. enrolls the child in a private elementary school or
secondary school without the consent of or referral by the
public agency, a court or a hearing officer may require the
agency to reimburse the parents for the cost of that
enrollment if [it] finds that the agency had not made a free
appropriate public education available to the child in a
timely manner prior to that enrollment.” 20 U.S.C.
§1412(a)(10)(C)(ii); see also 34 C.F.R.
§300.148(c). In this case, the sole issue is whether
Petitioner and his parents have met their burden to prove
that the District violated the IDEA by failing to provide
Petitioner with a FAPE.
Standard for Determining FAPE
determine whether a FAPE was provided, the Court must ask
whether the IEP sets out an educational program that was
“reasonably calculated to enable [him] to receive
educational benefits.” Endrew F. v. Douglas Cty.,
supra, 137 S.Ct. at 996 (quoting the standard
articulated in Bd. of Educ. v. Rowley, supra, 458
U.S. at 207). The standard for determining whether an IEP is
reasonably calculated to enable a student to receive
educational benefit was defined by the Supreme Court in this
case. In Endrew F. v. Douglas Cty., the Court
rejected the Tenth Circuit law (as previously applied in the
case) holding that a FAPE required only a determination that
the child's IEP was calculated to confer an
“educational benefit [that is] merely . . . more than
de minimis.” 137 S.Ct. at 992. Rather, the
Supreme Court ruled that “[t]o meet its substantive
obligation under the IDEA, a school must offer an IEP
reasonably calculated to enable a child to make progress
appropriate in light of the child's circumstances.”
Id. at 999.
Burden of Proof
the administrative record is fixed, as here, the District
Court conducts a “modified de novo”
review in that it “evaluate[s] the record, and
determine[s] whether a preponderance of the evidence
indicates that the ALJ decision should be reversed.”
Jefferson County Sch. Dist. R-1 v. Elizabeth E., 798
F.Supp.2d 1177, 1184 (D. Colo. 2011), aff'd, 702
F.3d 1227 (10th Cir. 2012). The parties challenging the IEP
bear the burden of persuasion to show it was deficient.
Tyler V. ex rel. Desiree V. v. St. Vrain Valley Sch.
Dist. No. RE-1J, 2008 WL 2064758 (D. Colo. May 12,
2008)(unpublished)(citing Schaffer ex rel. Schaffer v.
Weast, 546 U.S. 49, 62, 126 S.Ct. 528, 163 L.Ed.2d 387
extensive recitation of the facts and the administrative
record, including a summary of the educational records,
Petitioner's IEP, and the testimony presented to the ALJ,
is set forth in my previous order in this case. Endrew F.

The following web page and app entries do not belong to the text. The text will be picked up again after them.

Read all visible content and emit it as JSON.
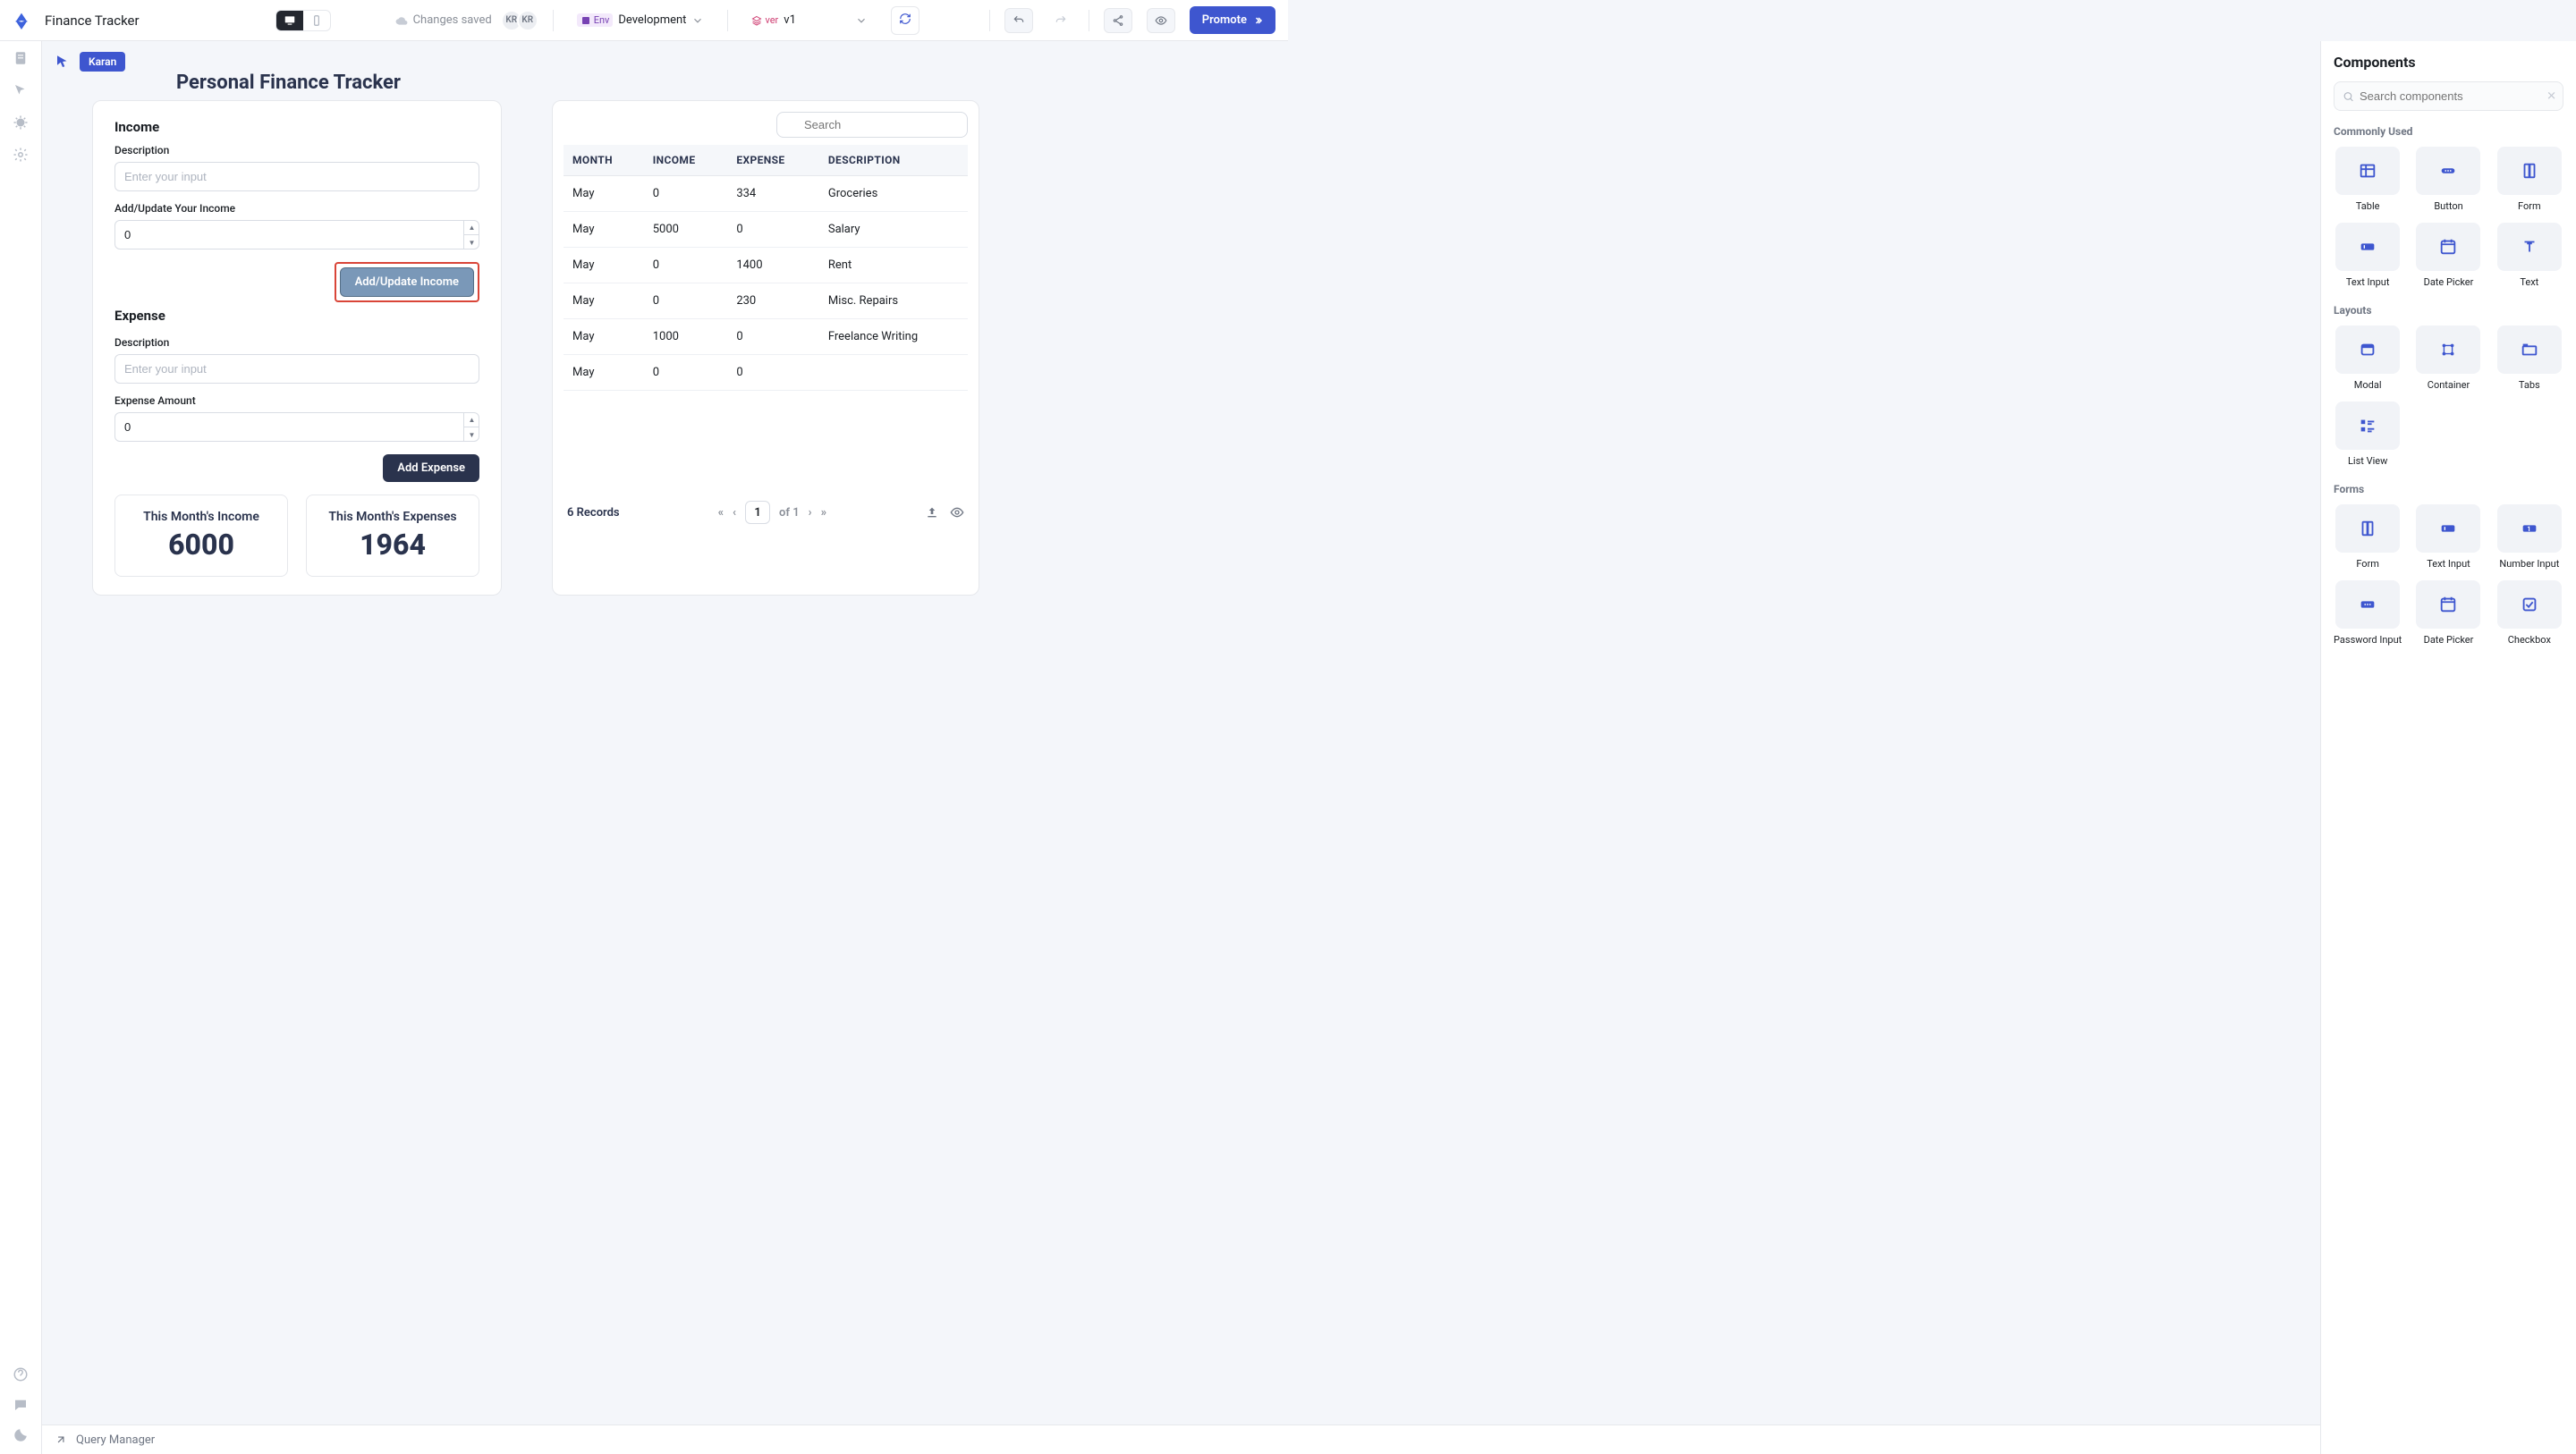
{
  "topbar": {
    "app_name": "Finance Tracker",
    "saved_text": "Changes saved",
    "avatars": [
      "KR",
      "KR"
    ],
    "env_badge": "Env",
    "env_value": "Development",
    "ver_badge": "ver",
    "ver_value": "v1",
    "promote": "Promote"
  },
  "cursor_user": "Karan",
  "workspace": {
    "title": "Personal Finance Tracker",
    "income": {
      "section": "Income",
      "desc_label": "Description",
      "desc_placeholder": "Enter your input",
      "amount_label": "Add/Update Your Income",
      "amount_value": "0",
      "button": "Add/Update Income"
    },
    "expense": {
      "section": "Expense",
      "desc_label": "Description",
      "desc_placeholder": "Enter your input",
      "amount_label": "Expense Amount",
      "amount_value": "0",
      "button": "Add Expense"
    },
    "summary": {
      "income_label": "This Month's Income",
      "income_value": "6000",
      "expense_label": "This Month's Expenses",
      "expense_value": "1964"
    }
  },
  "table": {
    "search_placeholder": "Search",
    "columns": [
      "MONTH",
      "INCOME",
      "EXPENSE",
      "DESCRIPTION"
    ],
    "rows": [
      {
        "month": "May",
        "income": "0",
        "expense": "334",
        "desc": "Groceries"
      },
      {
        "month": "May",
        "income": "5000",
        "expense": "0",
        "desc": "Salary"
      },
      {
        "month": "May",
        "income": "0",
        "expense": "1400",
        "desc": "Rent"
      },
      {
        "month": "May",
        "income": "0",
        "expense": "230",
        "desc": "Misc. Repairs"
      },
      {
        "month": "May",
        "income": "1000",
        "expense": "0",
        "desc": "Freelance Writing"
      },
      {
        "month": "May",
        "income": "0",
        "expense": "0",
        "desc": ""
      }
    ],
    "record_count": "6 Records",
    "page_num": "1",
    "page_of": "of 1"
  },
  "rightpanel": {
    "title": "Components",
    "search_placeholder": "Search components",
    "sections": [
      {
        "title": "Commonly Used",
        "items": [
          "Table",
          "Button",
          "Form",
          "Text Input",
          "Date Picker",
          "Text"
        ]
      },
      {
        "title": "Layouts",
        "items": [
          "Modal",
          "Container",
          "Tabs",
          "List View"
        ]
      },
      {
        "title": "Forms",
        "items": [
          "Form",
          "Text Input",
          "Number Input",
          "Password Input",
          "Date Picker",
          "Checkbox"
        ]
      }
    ]
  },
  "bottombar": {
    "query_manager": "Query Manager"
  }
}
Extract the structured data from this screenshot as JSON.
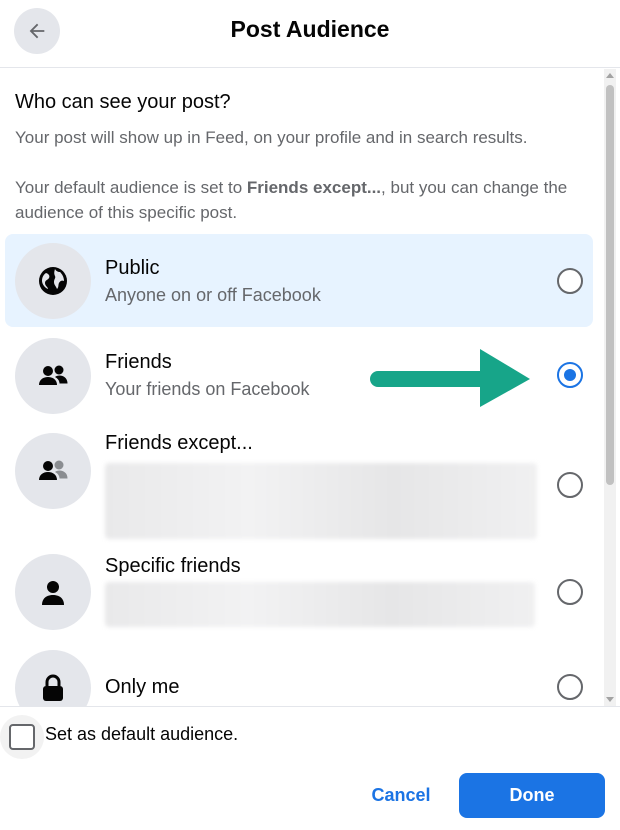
{
  "header": {
    "title": "Post Audience",
    "back_icon": "arrow-left-icon"
  },
  "intro": {
    "question": "Who can see your post?",
    "description": "Your post will show up in Feed, on your profile and in search results.",
    "default_prefix": "Your default audience is set to ",
    "default_value": "Friends except...",
    "default_suffix": ", but you can change the audience of this specific post."
  },
  "options": [
    {
      "title": "Public",
      "subtitle": "Anyone on or off Facebook",
      "icon": "globe-icon",
      "selected": false,
      "highlighted": true
    },
    {
      "title": "Friends",
      "subtitle": "Your friends on Facebook",
      "icon": "friends-icon",
      "selected": true,
      "highlighted": false
    },
    {
      "title": "Friends except...",
      "subtitle": "",
      "icon": "friends-except-icon",
      "selected": false,
      "highlighted": false
    },
    {
      "title": "Specific friends",
      "subtitle": "",
      "icon": "person-icon",
      "selected": false,
      "highlighted": false
    },
    {
      "title": "Only me",
      "subtitle": "",
      "icon": "lock-icon",
      "selected": false,
      "highlighted": false
    }
  ],
  "footer": {
    "checkbox_label": "Set as default audience.",
    "cancel_label": "Cancel",
    "done_label": "Done"
  },
  "colors": {
    "accent": "#1b74e4",
    "highlight_bg": "#e7f3ff",
    "annotation_arrow": "#17a589"
  }
}
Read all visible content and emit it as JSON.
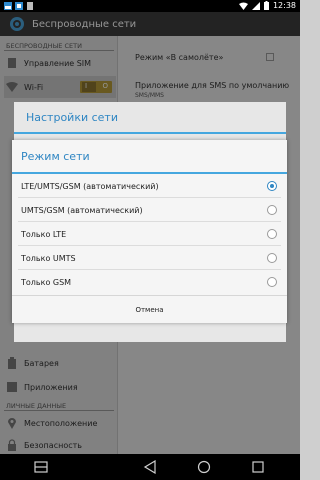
{
  "status_bar": {
    "time": "12:38"
  },
  "action_bar": {
    "title": "Беспроводные сети"
  },
  "left_pane": {
    "section_wireless": "БЕСПРОВОДНЫЕ СЕТИ",
    "items": [
      {
        "label": "Управление SIM"
      },
      {
        "label": "Wi-Fi",
        "toggle_on": "I",
        "toggle_off": "O"
      }
    ],
    "device_items": [
      {
        "label": "Батарея"
      },
      {
        "label": "Приложения"
      }
    ],
    "section_personal": "ЛИЧНЫЕ ДАННЫЕ",
    "personal_items": [
      {
        "label": "Местоположение"
      },
      {
        "label": "Безопасность"
      }
    ]
  },
  "right_pane": {
    "airplane": "Режим «В самолёте»",
    "sms_app": "Приложение для SMS по умолчанию",
    "sms_sub": "SMS/MMS"
  },
  "back_dialog": {
    "title": "Настройки сети"
  },
  "dialog": {
    "title": "Режим сети",
    "options": [
      {
        "label": "LTE/UMTS/GSM (автоматический)",
        "selected": true
      },
      {
        "label": "UMTS/GSM (автоматический)",
        "selected": false
      },
      {
        "label": "Только LTE",
        "selected": false
      },
      {
        "label": "Только UMTS",
        "selected": false
      },
      {
        "label": "Только GSM",
        "selected": false
      }
    ],
    "cancel": "Отмена"
  },
  "colors": {
    "accent": "#2f86c3",
    "action_bar": "#3d3d3d",
    "toggle": "#b59a38"
  }
}
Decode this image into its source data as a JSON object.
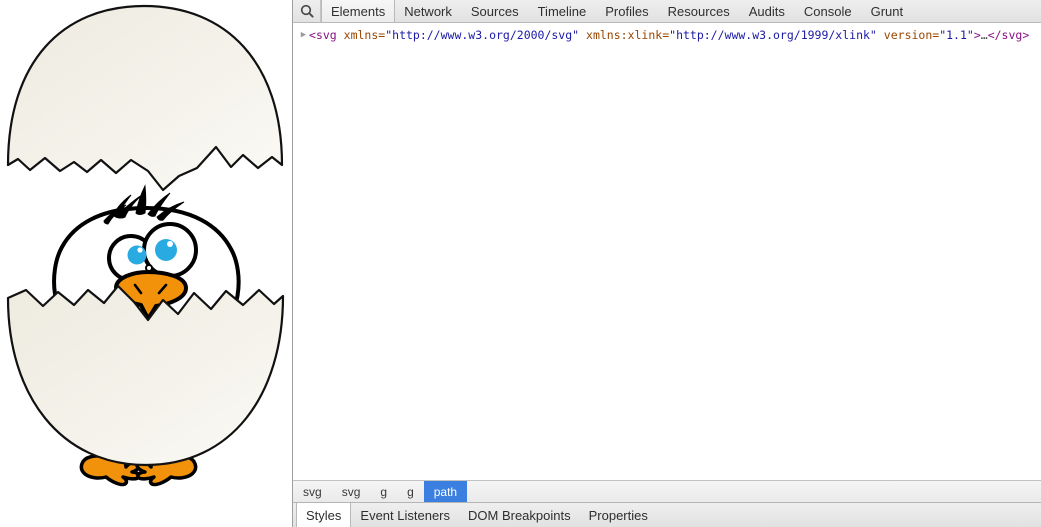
{
  "devtools": {
    "search_icon": "search-icon",
    "tabs": [
      {
        "label": "Elements",
        "active": true
      },
      {
        "label": "Network",
        "active": false
      },
      {
        "label": "Sources",
        "active": false
      },
      {
        "label": "Timeline",
        "active": false
      },
      {
        "label": "Profiles",
        "active": false
      },
      {
        "label": "Resources",
        "active": false
      },
      {
        "label": "Audits",
        "active": false
      },
      {
        "label": "Console",
        "active": false
      },
      {
        "label": "Grunt",
        "active": false
      }
    ],
    "dom": {
      "disclosure_glyph": "▶",
      "open_bracket": "<",
      "tag_name": "svg",
      "attributes": [
        {
          "name": "xmlns",
          "value": "\"http://www.w3.org/2000/svg\""
        },
        {
          "name": "xmlns:xlink",
          "value": "\"http://www.w3.org/1999/xlink\""
        },
        {
          "name": "version",
          "value": "\"1.1\""
        }
      ],
      "close_bracket": ">",
      "ellipsis": "…",
      "closing_tag": "</svg>"
    },
    "breadcrumb": [
      {
        "label": "svg",
        "selected": false
      },
      {
        "label": "svg",
        "selected": false
      },
      {
        "label": "g",
        "selected": false
      },
      {
        "label": "g",
        "selected": false
      },
      {
        "label": "path",
        "selected": true
      }
    ],
    "bottom_tabs": [
      {
        "label": "Styles",
        "active": true
      },
      {
        "label": "Event Listeners",
        "active": false
      },
      {
        "label": "DOM Breakpoints",
        "active": false
      },
      {
        "label": "Properties",
        "active": false
      }
    ],
    "selection_color": "#3b7fe0"
  },
  "page": {
    "artwork_name": "chick-hatching-from-egg",
    "colors": {
      "shell_fill": "#f3f1e8",
      "shell_stroke": "#000000",
      "body_fill": "#ffffff",
      "body_stroke": "#000000",
      "eye_white": "#ffffff",
      "iris": "#29abe2",
      "beak": "#f2920a",
      "feet": "#f2920a",
      "background": "#ffffff"
    }
  }
}
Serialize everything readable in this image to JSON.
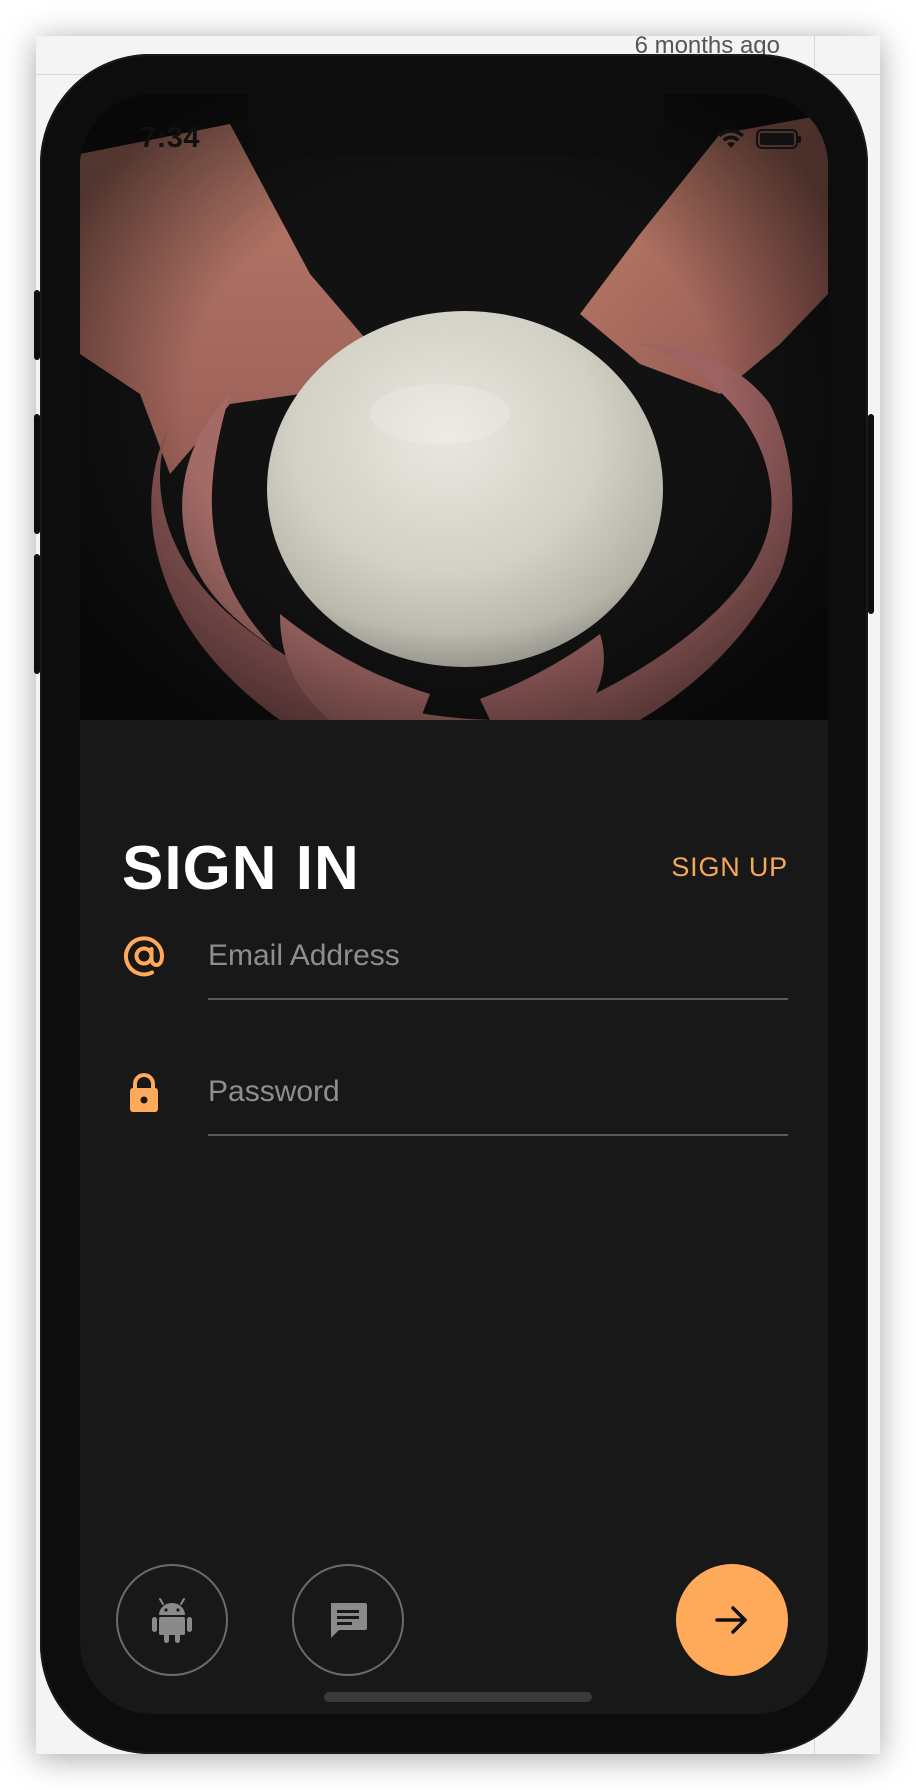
{
  "backdrop": {
    "timestamp": "6 months ago"
  },
  "status_bar": {
    "time": "7:34",
    "icons": [
      "wifi-icon",
      "battery-icon"
    ]
  },
  "hero": {
    "image": "hands-holding-dough-ball"
  },
  "auth": {
    "title": "SIGN IN",
    "switch_label": "SIGN UP",
    "email": {
      "placeholder": "Email Address",
      "value": "",
      "icon": "at-sign-icon"
    },
    "password": {
      "placeholder": "Password",
      "value": "",
      "icon": "lock-icon"
    }
  },
  "actions": {
    "android_icon": "android-icon",
    "chat_icon": "chat-icon",
    "submit_icon": "arrow-right-icon"
  },
  "colors": {
    "accent": "#ffa95a",
    "background": "#181818",
    "text_primary": "#ffffff",
    "placeholder": "#8e8e8e",
    "divider": "#5a5a5a",
    "outline_button": "#6a6a6a"
  }
}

v. Douglas Cty. Sch. Dist. RE 1, 2014 WL 4548439 (D.
Colo. Sept. 15, 2014)(unpublished).
was diagnosed with autism at 2 years of age, and was later
also diagnosed with Attention Deficit/Hyperactivity Disorder
(“ADHD”). It is undisputed that he is eligible
for services under the IDEA. Petitioner attended school
through second grade at Heritage Elementary, and then moved
to Summit View Elementary for third and most of fourth grade,
both District schools. In May of 2010, at the end of his
fourth grade year, Petitioner's parents decided to
withdraw him from Summit View and enroll Petitioner at the
Firefly Autism House (“Firefly, ” previously
known as the Alta Vista School), a private school that
specializes in the education of children with autism. It is
undisputed that Petitioner has been able to access education
at Firefly where he is making academic, social and behavioral
progress. Petitioner's parents believe that he stopped
making meaningful educational/functional progress during
second grade year, which continued until he withdrew from
Summit View prior to his fifth grade year.
and his parents argue that the final IEP presented by the
District in November of 2010 was not reasonably calculated to
provide him with a FAPE, as it was not substantively
different than his prior IEPs that failed to evidence
progress on his educational/functional goals and, in turn,
had failed to provide an appropriate education in the past.
Moreover, despite his maladaptive and disruptive behaviors
that prevented his ability to access education, the District
failed to conduct a functional behavioral assessment,
implement appropriate positive behavioral interventions,
supports or strategies, or develop an appropriate Behavior
Intervention Plan (“BIP”). Therefore,